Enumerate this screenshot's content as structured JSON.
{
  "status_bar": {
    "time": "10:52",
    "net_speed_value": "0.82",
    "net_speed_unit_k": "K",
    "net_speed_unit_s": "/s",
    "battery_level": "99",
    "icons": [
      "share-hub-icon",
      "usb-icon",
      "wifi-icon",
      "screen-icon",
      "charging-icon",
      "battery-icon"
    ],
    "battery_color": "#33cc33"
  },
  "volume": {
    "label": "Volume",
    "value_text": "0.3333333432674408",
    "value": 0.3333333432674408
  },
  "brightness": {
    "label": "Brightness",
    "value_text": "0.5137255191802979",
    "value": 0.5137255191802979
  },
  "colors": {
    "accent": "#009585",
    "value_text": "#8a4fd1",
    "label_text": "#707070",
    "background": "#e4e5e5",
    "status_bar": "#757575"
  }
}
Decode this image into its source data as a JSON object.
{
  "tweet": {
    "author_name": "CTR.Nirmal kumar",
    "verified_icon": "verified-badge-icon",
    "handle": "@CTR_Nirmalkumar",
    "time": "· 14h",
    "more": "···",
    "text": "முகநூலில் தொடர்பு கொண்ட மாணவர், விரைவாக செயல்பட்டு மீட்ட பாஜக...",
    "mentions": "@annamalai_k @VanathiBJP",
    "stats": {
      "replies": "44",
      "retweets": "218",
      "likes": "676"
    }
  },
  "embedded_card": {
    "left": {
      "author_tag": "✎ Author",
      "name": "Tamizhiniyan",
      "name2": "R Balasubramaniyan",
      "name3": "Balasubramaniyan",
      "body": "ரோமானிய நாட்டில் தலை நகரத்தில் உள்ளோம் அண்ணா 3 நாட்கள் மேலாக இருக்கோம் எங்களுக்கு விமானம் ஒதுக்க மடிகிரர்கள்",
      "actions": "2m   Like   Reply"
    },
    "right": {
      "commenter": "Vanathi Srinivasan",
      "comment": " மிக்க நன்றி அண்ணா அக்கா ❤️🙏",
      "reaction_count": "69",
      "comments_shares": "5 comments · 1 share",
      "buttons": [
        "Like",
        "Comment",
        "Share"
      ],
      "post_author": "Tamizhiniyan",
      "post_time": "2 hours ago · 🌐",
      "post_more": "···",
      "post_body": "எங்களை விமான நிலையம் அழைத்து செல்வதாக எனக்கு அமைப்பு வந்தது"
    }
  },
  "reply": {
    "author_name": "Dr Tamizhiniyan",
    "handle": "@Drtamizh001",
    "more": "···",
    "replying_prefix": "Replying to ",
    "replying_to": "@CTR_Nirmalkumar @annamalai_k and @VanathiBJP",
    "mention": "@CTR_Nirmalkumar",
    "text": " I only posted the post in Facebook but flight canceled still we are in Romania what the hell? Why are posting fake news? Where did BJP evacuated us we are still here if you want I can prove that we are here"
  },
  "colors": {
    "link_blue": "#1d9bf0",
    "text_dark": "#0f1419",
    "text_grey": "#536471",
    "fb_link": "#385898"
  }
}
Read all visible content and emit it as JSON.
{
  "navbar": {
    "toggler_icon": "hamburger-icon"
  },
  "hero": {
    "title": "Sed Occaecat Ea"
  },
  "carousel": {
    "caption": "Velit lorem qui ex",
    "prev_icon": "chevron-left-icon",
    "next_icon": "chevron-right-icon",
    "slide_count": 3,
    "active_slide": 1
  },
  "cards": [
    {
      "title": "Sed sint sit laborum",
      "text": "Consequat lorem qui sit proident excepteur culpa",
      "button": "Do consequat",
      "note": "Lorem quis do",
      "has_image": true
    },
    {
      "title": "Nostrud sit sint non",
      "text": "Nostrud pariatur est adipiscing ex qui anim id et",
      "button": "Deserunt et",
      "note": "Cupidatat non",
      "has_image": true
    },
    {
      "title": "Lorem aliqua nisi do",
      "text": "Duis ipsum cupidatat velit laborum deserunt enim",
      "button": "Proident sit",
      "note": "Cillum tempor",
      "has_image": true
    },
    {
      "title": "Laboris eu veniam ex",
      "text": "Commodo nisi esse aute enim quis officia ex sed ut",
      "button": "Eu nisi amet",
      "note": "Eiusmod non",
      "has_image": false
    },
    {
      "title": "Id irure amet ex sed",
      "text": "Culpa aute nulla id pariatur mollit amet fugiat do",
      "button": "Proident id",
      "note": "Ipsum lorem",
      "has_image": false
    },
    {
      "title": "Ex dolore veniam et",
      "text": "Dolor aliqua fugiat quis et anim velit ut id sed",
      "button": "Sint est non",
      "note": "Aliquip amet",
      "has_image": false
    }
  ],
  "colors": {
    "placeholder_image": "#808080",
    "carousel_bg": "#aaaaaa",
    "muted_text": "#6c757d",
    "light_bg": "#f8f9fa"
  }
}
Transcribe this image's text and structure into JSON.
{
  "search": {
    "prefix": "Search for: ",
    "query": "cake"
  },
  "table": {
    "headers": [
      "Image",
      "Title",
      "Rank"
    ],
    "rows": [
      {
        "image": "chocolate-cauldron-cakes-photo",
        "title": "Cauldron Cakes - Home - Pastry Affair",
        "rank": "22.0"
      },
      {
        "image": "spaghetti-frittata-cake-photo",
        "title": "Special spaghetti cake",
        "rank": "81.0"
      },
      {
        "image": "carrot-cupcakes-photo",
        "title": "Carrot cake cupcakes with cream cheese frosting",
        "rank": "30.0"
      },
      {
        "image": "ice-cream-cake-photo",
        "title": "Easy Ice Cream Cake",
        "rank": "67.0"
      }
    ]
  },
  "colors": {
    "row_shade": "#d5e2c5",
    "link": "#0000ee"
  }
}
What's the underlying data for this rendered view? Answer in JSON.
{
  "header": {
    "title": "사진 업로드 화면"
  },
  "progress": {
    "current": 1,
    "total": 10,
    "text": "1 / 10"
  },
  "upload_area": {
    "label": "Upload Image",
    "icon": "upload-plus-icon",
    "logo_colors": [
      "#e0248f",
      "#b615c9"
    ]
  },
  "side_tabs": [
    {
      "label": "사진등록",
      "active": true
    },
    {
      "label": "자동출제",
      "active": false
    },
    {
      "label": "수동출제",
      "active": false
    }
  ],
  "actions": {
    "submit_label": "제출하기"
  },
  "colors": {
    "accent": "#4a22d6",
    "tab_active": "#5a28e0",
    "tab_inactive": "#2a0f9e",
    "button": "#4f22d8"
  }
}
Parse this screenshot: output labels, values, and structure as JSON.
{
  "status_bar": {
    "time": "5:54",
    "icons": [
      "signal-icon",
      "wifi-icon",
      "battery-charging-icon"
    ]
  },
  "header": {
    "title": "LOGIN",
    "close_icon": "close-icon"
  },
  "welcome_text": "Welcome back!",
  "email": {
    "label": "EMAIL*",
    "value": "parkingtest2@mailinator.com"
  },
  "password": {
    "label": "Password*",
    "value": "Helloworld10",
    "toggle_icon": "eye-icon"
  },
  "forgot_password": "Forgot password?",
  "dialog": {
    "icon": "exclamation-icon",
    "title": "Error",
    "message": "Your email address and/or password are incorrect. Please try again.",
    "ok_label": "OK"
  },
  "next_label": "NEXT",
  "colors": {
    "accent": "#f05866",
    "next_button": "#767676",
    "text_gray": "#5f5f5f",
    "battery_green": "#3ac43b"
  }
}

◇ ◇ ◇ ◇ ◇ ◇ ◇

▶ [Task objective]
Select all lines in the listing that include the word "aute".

▶ [Exercise solution]
      "text": "Commodo nisi esse aute enim quis officia ex sed ut",
      "text": "Culpa aute nulla id pariatur mollit amet fugiat do",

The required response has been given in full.